Welcome to small-town America, ladies and gentlemen.
Maybe, just maybe, I’d have avoided the whole thing if Griswald and Casey hadn’t bailed on me for band practice. Actually, probably not. Griswald is skinnier than I am and, between his long hair and his two left feet, tends to give klutzes a bad name. And, while Casey has stood up to these guys more than once, she weighs less than one of their sneakers. I admired her moxie. Really. But, like I said, odds are moxie—hers or anyone else’s—wasn’t getting me out of this.
So, that’s how I ended up locked in the janitor’s closet with three jocks-in-training laughing at me from the other side of the door. It’s a credit to my imagination that the janitor’s closet smelled pretty much like what I imagined a janitor’s closet to smell like—dusty, mildewed, stinking of bleach and floor polish. I’m pretty sure I could have charged those weird kids who hang out under the bleachers twenty bucks for a chance to spend five minutes locked in a confined space with these kinds of fumes.
Me? I wanted to get the hell out as soon as possible.
Step one: light. I needed light.

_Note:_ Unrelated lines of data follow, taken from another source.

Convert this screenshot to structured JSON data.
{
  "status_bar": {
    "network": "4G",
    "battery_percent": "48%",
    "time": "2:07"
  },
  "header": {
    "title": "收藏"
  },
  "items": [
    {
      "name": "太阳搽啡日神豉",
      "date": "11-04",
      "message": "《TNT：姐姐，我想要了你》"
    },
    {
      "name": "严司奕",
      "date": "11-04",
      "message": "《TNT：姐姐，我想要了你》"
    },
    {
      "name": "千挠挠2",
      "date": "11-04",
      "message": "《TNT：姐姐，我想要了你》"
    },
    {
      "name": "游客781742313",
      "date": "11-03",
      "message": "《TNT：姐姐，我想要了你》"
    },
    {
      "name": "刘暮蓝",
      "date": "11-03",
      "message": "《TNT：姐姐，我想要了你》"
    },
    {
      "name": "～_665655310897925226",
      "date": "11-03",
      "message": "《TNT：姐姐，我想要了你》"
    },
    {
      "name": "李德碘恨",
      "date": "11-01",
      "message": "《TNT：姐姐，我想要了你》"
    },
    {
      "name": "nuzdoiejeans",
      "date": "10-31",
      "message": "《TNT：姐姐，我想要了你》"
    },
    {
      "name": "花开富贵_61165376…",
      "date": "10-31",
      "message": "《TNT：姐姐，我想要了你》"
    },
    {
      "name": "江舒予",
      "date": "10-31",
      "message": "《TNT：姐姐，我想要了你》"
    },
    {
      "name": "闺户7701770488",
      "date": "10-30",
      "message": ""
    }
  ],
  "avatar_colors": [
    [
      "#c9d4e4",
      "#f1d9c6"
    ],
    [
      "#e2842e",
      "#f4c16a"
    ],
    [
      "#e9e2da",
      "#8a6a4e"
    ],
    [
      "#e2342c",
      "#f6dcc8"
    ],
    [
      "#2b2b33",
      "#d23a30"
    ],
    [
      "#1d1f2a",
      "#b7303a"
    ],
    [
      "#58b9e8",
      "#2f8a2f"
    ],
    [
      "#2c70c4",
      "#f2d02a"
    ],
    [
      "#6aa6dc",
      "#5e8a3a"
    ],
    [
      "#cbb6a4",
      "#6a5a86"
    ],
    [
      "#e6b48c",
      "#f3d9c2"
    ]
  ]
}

I reached into my pocket before I remembered the text that Casey had sent me between third and fourth period, and that I’d dropped my cell in my bag after replying. So, my phone—and the light I hoped it would provide—was somewhere at the bottom of my bookbag.
“Okay, guys. Very funny,” I called to the three members of the Custodial Awareness Committee on the other side of the locked door. “I’ll certainly consider a career in janitorial engineering. Thanks.”
That should do the trick.
Their response? More laughter.
Back to the cell phone hunt. Twenty seconds later, I came to the conclusion that I have way too much crap in my bookbag. Notebook, out. American History textbook, out. What the hell? Something had come out with the history book and flopped down to the floor. Oh, right. The baseball cap Uncle Bryan sent me. It might not be the most awesome gift I’d ever gotten, but it was a gift, and I couldn’t just leave it on the floor of the janitor’s closet. So, I did what anyone would do: I just put the silly thing on my head.
The first thought that popped into my head was Whoa!, followed by These fumes have finally gotten to me.
My whole body was kinda numb and pins-and-needly. I could move, but it didn’t really feel like I was the one controlling my body. Plus, there was a voice. It was smooth; reassuring and mocking at the same time. And it was whispering in my ear, urging me to do and say everything I’d ever wanted to do and say but didn’t because of the consequences.
Consequences no longer apply to you, it said. See. Want. Take.
What I saw was a locked door. What I wanted was to get the hell out of this closet. What I took was a running leap at the door.
I hit the door. Hard. Really hard. But, it didn’t budge. I could still hear laughter from outside. I had to get out. Like, now. It’s a good thing I finally found that sledgehammer. I have no idea why a high school janitor would need a giant sledgehammer. Or how I’d known where it was in the dark. Or—and this was the weirdest part—how it ended up in my hands when I didn’t even remember reaching for anything.
What I did know was that it was going to make short work of this door. And those three losers on the other side. Whoa. What? Okay, okay. I won’t be using a sledgehammer on those three—
Why not? Because it’s wrong!
—but this door is a whole different story…